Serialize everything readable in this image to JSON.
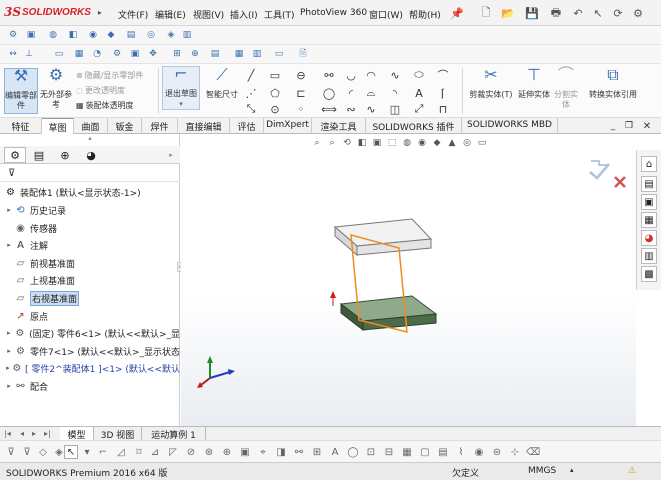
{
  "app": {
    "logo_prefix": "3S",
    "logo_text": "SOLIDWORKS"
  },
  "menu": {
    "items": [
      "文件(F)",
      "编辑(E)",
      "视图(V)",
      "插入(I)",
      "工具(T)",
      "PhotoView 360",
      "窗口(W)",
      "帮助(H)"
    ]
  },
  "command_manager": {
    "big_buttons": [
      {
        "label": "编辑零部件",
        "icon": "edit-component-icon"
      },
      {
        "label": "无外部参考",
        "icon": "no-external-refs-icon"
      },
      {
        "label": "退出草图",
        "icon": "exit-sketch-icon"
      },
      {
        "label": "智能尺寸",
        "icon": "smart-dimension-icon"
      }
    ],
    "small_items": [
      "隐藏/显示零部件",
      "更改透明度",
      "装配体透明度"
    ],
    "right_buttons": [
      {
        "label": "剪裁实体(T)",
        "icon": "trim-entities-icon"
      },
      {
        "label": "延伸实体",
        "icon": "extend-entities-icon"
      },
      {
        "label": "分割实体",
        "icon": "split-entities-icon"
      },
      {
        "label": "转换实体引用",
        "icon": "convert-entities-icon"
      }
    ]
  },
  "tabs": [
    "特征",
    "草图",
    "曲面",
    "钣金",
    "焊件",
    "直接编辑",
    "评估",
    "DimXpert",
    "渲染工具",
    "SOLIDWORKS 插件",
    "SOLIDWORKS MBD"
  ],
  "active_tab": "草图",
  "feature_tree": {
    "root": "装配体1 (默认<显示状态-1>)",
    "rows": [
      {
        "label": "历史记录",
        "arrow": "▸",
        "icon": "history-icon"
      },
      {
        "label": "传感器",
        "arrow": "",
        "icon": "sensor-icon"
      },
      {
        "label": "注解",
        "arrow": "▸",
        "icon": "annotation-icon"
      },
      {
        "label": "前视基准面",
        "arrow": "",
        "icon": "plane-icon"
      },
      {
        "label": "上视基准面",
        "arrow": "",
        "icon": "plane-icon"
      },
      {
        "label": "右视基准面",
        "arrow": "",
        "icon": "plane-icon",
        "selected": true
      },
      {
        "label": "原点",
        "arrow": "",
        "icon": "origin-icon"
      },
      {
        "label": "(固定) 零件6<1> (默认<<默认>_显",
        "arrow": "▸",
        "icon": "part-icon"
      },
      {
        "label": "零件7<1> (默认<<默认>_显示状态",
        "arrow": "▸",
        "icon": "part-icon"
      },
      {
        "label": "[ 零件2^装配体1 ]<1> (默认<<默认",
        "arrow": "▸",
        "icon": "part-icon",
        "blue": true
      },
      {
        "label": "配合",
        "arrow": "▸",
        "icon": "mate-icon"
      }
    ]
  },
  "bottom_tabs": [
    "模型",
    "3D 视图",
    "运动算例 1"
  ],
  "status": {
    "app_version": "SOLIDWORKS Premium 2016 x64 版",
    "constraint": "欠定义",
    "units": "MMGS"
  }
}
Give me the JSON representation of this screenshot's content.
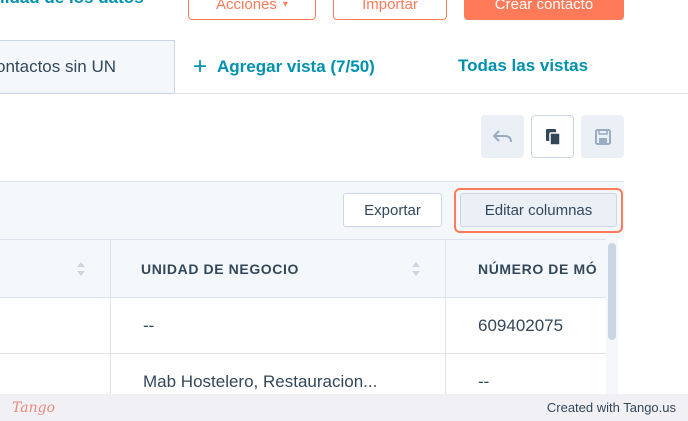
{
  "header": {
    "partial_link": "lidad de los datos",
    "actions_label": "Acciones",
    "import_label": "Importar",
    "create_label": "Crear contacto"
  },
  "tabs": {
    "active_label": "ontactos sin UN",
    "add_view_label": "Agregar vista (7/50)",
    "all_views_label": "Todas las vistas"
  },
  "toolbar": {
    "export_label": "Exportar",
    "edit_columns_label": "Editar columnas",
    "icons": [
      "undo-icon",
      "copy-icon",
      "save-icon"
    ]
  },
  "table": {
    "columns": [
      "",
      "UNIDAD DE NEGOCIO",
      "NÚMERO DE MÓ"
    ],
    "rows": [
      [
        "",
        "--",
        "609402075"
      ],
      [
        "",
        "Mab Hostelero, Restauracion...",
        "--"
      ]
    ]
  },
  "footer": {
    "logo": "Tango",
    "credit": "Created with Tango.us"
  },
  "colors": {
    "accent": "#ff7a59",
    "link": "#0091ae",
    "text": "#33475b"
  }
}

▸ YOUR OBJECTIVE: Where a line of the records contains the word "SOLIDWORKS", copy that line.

▸ ANSWER BOX:
    "logo_text": "SOLIDWORKS"
    "SOLIDWORKS 插件",
    "SOLIDWORKS MBD"
    "app_version": "SOLIDWORKS Premium 2016 x64 版",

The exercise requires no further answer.